It's like something important dropped from my hands, crashed to the kitchen floor, shattered to a thousand sparklies and it's gone. You can expect something for a long time, and know it's coming, even want it, yet still not be quite prepared. Just like that, it was dropped and gone.
I called the nurse after I washed and lotioned and dressed her, after I painted her nails, put her lipstick on and did her hair, so she'd be ready; the nurse called the chaplain.
Chaplain Fran came right over, but before sitting down to her prayers, a tiny moose walked under the window - a moose far, far too young to not have a mama nearby.
A moose represents movement to and from this world, movement in the void, truths acknowledged that were denied, parts of the hidden self that are found, strength and self respect, and unseen speed.
With unseen speed she was gone, even if we both knew for weeks it was coming, but like seeing the bullet train I can only remember the Doppler effect.
The tiny moose is back this morning, looking hungry; it is not quite light yet.
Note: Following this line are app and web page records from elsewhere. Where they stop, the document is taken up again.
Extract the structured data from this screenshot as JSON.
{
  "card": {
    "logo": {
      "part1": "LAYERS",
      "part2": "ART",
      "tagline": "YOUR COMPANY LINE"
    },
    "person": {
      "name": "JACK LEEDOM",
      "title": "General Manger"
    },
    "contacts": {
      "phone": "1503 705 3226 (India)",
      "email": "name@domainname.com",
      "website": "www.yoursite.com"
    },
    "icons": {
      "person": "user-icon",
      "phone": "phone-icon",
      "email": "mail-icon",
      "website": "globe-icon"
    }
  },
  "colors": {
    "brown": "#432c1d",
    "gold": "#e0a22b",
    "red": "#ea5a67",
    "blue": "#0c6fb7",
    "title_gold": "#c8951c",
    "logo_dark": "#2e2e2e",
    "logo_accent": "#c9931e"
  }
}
Something scared it back between the houses; the wind is up, and it has lain down next to my crawl-space vent. Something about it taking shelter at my house comforts me, even more than knowing my mother is free of the in-valid body that had trapped her for the last forty years.
"What doesn't kill us makes us stronger." If that is true my mother was the strongest person I ever knew. Making the step to trust me, to come from her lifelong home to live with me in Alaska was a huge step; the trusting me, I mean. In the last two years she told me many things about her I never knew - even one or two things I think she had never acknowledged to herself.
Lucky me - I was not her favorite child - yet we have had a lovely time.